Property of a good whereby a person can be prevented from using it if they do not pay.
Free rider problem
Because public goods are non-excludable it is difficult to charge people for benefitting once a product is available. The free rider problem leads to underprovision of a good and thus causes market failure. Free riders have no incentive to reveal how much they are willing and able to pay for a public good because they can enjoy benefit without paying.
Global public goods
Global public goods benefit every country, irrespective of which ones provide them – they have become more important recently. Examples might include: Security from war, violence, and crime, the rule of law, property rights, and contract enforcement, eradication of smallpox, Ebola and other diseases.

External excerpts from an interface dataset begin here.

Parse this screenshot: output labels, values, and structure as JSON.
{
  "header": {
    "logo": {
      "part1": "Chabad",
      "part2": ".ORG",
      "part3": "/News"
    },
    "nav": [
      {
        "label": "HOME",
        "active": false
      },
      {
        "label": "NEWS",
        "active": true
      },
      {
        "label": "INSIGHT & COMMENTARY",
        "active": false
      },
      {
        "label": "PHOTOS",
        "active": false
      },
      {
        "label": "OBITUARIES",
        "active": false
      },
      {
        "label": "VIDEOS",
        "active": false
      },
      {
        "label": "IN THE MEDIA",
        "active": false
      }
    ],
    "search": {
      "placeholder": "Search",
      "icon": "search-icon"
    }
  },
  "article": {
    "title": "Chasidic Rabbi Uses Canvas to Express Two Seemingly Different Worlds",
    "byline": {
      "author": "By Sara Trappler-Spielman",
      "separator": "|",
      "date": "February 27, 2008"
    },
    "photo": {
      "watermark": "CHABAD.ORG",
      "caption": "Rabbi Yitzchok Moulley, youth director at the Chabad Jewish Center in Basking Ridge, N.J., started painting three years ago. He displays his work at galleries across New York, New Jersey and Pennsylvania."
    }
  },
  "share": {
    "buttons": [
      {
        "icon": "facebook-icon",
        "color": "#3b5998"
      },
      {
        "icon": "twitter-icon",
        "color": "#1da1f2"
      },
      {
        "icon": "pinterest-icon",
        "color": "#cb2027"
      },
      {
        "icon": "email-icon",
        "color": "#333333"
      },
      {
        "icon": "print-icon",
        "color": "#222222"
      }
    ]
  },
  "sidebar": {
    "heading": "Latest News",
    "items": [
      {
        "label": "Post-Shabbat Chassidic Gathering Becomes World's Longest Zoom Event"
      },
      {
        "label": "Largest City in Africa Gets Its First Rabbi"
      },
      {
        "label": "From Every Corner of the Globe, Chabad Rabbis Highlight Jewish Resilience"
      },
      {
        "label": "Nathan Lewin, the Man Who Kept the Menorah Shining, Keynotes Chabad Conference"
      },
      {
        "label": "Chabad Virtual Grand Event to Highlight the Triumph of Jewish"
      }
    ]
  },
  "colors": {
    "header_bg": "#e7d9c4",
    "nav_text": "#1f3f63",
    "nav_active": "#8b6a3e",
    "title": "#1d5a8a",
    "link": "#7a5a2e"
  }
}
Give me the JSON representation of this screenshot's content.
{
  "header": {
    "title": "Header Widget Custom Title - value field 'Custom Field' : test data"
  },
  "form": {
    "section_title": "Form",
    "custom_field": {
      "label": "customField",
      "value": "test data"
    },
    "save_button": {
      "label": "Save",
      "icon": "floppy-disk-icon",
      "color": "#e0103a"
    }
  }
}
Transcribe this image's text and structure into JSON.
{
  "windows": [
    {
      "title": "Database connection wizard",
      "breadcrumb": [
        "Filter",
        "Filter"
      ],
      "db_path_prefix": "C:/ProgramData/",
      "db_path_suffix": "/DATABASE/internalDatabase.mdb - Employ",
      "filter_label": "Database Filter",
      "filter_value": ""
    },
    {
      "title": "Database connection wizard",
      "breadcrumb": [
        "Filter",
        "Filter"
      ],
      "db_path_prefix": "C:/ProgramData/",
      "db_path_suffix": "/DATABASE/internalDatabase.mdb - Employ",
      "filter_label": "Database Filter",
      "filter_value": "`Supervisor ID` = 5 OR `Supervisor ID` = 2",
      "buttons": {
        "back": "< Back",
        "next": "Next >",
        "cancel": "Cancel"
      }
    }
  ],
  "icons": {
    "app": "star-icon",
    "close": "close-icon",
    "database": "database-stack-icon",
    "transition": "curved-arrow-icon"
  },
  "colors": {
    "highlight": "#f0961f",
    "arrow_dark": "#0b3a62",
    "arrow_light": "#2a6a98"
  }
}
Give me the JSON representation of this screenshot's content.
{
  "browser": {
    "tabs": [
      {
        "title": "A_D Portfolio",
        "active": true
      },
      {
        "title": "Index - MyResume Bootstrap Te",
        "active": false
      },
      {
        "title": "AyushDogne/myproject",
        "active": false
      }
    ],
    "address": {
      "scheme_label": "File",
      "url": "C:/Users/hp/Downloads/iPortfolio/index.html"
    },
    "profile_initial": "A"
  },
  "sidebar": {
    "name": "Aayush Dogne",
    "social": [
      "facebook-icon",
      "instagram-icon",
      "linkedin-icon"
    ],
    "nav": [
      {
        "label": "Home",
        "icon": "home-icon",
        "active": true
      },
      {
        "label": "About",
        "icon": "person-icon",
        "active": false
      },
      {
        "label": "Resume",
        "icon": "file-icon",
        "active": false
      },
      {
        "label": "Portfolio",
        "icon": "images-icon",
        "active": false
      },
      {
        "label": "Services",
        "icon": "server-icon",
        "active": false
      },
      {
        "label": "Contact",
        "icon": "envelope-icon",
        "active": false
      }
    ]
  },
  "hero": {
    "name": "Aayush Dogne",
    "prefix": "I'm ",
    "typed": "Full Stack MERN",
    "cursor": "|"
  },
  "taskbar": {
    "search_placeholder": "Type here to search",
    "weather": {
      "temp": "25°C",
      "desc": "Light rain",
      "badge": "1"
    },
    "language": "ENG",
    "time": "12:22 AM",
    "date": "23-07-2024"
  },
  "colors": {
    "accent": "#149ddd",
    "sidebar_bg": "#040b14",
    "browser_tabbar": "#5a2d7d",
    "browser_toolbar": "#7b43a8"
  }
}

Missing markets are associated with the difficulties that the free market has in providing pure public goods. Public goods are non-excludable meaning that the benefits derived from them cannot be confined solely to those who have paid for it. Non-payers can enjoy the benefits of consumption at no financial cost to themselves (aka free riders).
A characteristic of public goods. Benefits derived from pure public goods cannot be confined solely to those who have paid for it. This gives rise to the free-rider problem.
Non-rivalry means that consumption of a good by one person does not reduce the amount available for others. Non-rivalry is one of the key characteristics of a pure public good.
Pure public goods are non-rival – consumption of the good by one person does not reduce the amount available for consumption by another person, and nonexcludable – where it is not possible to provide a good or service to one person without it being available for others to enjoy.
A quasi-public good is a near-public good. It has some of the characteristics of a public good. Quasi-public goods are:
Semi-non-rival: up to a point, more consumers using a park, beach or road do not reduce the space available for others. But eventually beaches become crowded as do parks/leisure facilities. Open-access Wi-Fi networks become crowded.
Tragedy of the commons
When no one owns a resource, it may get over-used, for example fish stocks and deforestation - people use and benefit from a common pool resource such as grazing land without regard to the effects on others. Over-use of a renewable resource can lead to a long-term decline in maximum sustainable yield.